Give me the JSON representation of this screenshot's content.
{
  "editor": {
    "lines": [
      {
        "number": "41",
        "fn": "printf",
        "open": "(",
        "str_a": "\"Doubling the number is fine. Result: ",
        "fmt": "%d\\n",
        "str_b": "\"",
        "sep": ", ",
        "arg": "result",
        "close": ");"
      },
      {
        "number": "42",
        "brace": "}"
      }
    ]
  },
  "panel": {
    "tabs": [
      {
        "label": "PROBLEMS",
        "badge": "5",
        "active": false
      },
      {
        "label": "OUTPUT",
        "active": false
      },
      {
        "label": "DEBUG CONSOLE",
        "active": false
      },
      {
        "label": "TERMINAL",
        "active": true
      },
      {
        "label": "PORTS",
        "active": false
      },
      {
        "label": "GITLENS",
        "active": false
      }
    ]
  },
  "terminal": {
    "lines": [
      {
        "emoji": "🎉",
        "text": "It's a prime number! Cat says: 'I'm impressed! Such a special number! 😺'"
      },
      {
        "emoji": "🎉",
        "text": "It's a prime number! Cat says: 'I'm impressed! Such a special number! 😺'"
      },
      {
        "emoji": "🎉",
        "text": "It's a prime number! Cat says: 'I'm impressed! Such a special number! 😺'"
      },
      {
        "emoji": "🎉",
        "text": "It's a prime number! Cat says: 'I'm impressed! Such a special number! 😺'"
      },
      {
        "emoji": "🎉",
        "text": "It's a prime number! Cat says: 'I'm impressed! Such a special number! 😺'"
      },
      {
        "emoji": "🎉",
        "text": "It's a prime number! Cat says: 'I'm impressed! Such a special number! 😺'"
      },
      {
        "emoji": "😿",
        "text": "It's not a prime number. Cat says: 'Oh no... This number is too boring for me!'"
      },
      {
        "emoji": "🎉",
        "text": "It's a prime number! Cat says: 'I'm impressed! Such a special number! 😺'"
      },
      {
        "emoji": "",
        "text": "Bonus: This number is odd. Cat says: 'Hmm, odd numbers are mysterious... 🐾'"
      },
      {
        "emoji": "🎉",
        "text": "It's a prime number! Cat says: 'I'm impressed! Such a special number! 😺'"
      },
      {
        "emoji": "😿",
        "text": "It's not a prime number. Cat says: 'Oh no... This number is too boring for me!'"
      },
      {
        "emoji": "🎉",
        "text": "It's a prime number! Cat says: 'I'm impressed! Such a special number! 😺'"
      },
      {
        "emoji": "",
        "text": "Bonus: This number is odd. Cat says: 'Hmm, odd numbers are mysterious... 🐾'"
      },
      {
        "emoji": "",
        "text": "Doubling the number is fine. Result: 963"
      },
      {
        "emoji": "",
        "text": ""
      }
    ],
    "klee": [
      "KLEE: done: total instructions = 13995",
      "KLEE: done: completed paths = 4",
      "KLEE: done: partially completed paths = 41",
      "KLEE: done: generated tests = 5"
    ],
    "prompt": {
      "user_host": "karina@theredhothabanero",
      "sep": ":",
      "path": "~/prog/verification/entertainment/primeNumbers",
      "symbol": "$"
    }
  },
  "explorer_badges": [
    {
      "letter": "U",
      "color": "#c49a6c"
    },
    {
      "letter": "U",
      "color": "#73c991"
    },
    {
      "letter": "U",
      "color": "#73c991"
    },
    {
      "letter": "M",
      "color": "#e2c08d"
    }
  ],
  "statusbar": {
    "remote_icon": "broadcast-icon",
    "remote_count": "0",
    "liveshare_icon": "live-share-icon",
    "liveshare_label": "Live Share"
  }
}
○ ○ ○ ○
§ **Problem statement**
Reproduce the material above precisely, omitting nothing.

§ **Result for this exercise**
Give me the JSON representation of this screenshot's content.
{
  "editor": {
    "lines": [
      {
        "number": "41",
        "fn": "printf",
        "open": "(",
        "str_a": "\"Doubling the number is fine. Result: ",
        "fmt": "%d\\n",
        "str_b": "\"",
        "sep": ", ",
        "arg": "result",
        "close": ");"
      },
      {
        "number": "42",
        "brace": "}"
      }
    ]
  },
  "panel": {
    "tabs": [
      {
        "label": "PROBLEMS",
        "badge": "5",
        "active": false
      },
      {
        "label": "OUTPUT",
        "active": false
      },
      {
        "label": "DEBUG CONSOLE",
        "active": false
      },
      {
        "label": "TERMINAL",
        "active": true
      },
      {
        "label": "PORTS",
        "active": false
      },
      {
        "label": "GITLENS",
        "active": false
      }
    ]
  },
  "terminal": {
    "lines": [
      {
        "emoji": "🎉",
        "text": "It's a prime number! Cat says: 'I'm impressed! Such a special number! 😺'"
      },
      {
        "emoji": "🎉",
        "text": "It's a prime number! Cat says: 'I'm impressed! Such a special number! 😺'"
      },
      {
        "emoji": "🎉",
        "text": "It's a prime number! Cat says: 'I'm impressed! Such a special number! 😺'"
      },
      {
        "emoji": "🎉",
        "text": "It's a prime number! Cat says: 'I'm impressed! Such a special number! 😺'"
      },
      {
        "emoji": "🎉",
        "text": "It's a prime number! Cat says: 'I'm impressed! Such a special number! 😺'"
      },
      {
        "emoji": "🎉",
        "text": "It's a prime number! Cat says: 'I'm impressed! Such a special number! 😺'"
      },
      {
        "emoji": "😿",
        "text": "It's not a prime number. Cat says: 'Oh no... This number is too boring for me!'"
      },
      {
        "emoji": "🎉",
        "text": "It's a prime number! Cat says: 'I'm impressed! Such a special number! 😺'"
      },
      {
        "emoji": "",
        "text": "Bonus: This number is odd. Cat says: 'Hmm, odd numbers are mysterious... 🐾'"
      },
      {
        "emoji": "🎉",
        "text": "It's a prime number! Cat says: 'I'm impressed! Such a special number! 😺'"
      },
      {
        "emoji": "😿",
        "text": "It's not a prime number. Cat says: 'Oh no... This number is too boring for me!'"
      },
      {
        "emoji": "🎉",
        "text": "It's a prime number! Cat says: 'I'm impressed! Such a special number! 😺'"
      },
      {
        "emoji": "",
        "text": "Bonus: This number is odd. Cat says: 'Hmm, odd numbers are mysterious... 🐾'"
      },
      {
        "emoji": "",
        "text": "Doubling the number is fine. Result: 963"
      },
      {
        "emoji": "",
        "text": ""
      }
    ],
    "klee": [
      "KLEE: done: total instructions = 13995",
      "KLEE: done: completed paths = 4",
      "KLEE: done: partially completed paths = 41",
      "KLEE: done: generated tests = 5"
    ],
    "prompt": {
      "user_host": "karina@theredhothabanero",
      "sep": ":",
      "path": "~/prog/verification/entertainment/primeNumbers",
      "symbol": "$"
    }
  },
  "explorer_badges": [
    {
      "letter": "U",
      "color": "#c49a6c"
    },
    {
      "letter": "U",
      "color": "#73c991"
    },
    {
      "letter": "U",
      "color": "#73c991"
    },
    {
      "letter": "M",
      "color": "#e2c08d"
    }
  ],
  "statusbar": {
    "remote_icon": "broadcast-icon",
    "remote_count": "0",
    "liveshare_icon": "live-share-icon",
    "liveshare_label": "Live Share"
  }
}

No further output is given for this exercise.